opposition over the way, and that
Monsieur Bonelle, having obtained a hint of his
intentions, had thought it most prudent to
accept the trifling sum his clerk offered, and
avoid a ruinous competition. Some charitable
soulsmoved no doubt by Monsieur Bonelle's
misfortuneendeavoured to console and pump
him; but all they could get from him was the
bitter exclamation, "To think I should have
been duped by him!" For Ramin had the
art, though then a mere youth, to pass himself
off on his master as an innocent provincial lad.
Those who sought an explanation from the
new mercer, were stiil more unsuccessful.
"My good old master," he said in his jovial
way, "felt in need of repose, and so I
obligingly relieved him of all business and

Years passed away; Ramin prospered, and
neither thought nor heard of his "good old
master." The house, of which he tenanted
the lower portion, was offered for sale: he
had long coveted it, and had almost concluded
an agreement with the actual owner, when
Monsieur Bonelle unexpectedly stepped in at
the eleventh hour, and by offering a trifle
more secured the bargain. The rage and
mortification of Monsieur Ramin were
extreme. He could not understand how Bonelle,
whom he had thought ruined, had scraped up
so large a sum; his lease was out, and he
now felt himself at the mercy of the man he
had so much injured. But either Monsieur
Bonelle was free from vindictive feelings, or
those feelings did not blind him to the
expediency of keeping a good tenant; for though
he raised the rent, until Monsieur Ramin
groaned inwardly, he did not refuse to renew
the lease. They had met at that period; but
never since.

"Well, Catherine," observed Monsieur
Ramin to his old servant, on the following
morning, "How is that good Monsieur Bonelle
getting on?"

"I dare say you feel very uneasy about
him," she replied with a sneer.

Monsieur Ramin looked up and frowned.
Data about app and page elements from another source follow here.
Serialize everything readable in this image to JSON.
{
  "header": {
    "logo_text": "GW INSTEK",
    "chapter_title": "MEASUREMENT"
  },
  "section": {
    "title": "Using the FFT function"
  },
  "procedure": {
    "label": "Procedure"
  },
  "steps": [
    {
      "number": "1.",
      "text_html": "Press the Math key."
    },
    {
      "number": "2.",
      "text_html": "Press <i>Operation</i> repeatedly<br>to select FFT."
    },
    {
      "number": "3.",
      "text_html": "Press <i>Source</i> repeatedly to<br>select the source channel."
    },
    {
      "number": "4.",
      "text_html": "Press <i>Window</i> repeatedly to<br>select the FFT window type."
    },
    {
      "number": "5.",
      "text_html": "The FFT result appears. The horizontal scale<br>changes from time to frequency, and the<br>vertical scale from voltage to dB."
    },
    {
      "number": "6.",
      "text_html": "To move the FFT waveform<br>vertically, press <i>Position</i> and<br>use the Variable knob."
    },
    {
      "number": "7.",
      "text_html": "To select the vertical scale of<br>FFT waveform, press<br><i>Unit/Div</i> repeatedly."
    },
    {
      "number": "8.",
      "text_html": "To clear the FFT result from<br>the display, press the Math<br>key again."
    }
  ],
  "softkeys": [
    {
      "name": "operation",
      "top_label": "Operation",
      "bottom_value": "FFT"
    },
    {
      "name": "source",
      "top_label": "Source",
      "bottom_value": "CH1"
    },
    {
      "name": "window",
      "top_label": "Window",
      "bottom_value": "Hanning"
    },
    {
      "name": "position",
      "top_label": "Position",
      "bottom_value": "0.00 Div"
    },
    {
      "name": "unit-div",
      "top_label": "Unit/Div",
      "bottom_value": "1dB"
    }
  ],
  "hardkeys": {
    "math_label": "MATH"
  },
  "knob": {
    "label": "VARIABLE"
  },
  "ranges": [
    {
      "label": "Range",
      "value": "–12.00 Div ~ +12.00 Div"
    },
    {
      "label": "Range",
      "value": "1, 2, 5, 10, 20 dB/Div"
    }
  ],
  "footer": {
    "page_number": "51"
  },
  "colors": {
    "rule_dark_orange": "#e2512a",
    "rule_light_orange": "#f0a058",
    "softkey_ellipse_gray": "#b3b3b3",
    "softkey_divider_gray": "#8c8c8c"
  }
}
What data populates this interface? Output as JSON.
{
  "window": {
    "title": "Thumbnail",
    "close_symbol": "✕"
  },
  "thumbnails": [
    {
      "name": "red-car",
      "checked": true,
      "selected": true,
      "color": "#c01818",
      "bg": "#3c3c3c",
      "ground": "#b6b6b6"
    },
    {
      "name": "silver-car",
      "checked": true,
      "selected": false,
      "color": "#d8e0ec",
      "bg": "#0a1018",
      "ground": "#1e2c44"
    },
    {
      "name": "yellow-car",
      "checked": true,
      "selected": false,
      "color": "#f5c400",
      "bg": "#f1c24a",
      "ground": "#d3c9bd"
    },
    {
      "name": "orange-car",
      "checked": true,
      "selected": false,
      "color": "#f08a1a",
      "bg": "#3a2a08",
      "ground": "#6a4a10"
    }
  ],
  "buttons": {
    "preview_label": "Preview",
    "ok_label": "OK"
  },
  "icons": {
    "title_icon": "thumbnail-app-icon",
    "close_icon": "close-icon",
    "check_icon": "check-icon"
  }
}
"Catherine," said he, dryly, "you will have
the goodness, in the first place, not to make
impertinent remarks; in the second place,
you will oblige me by going up stairs to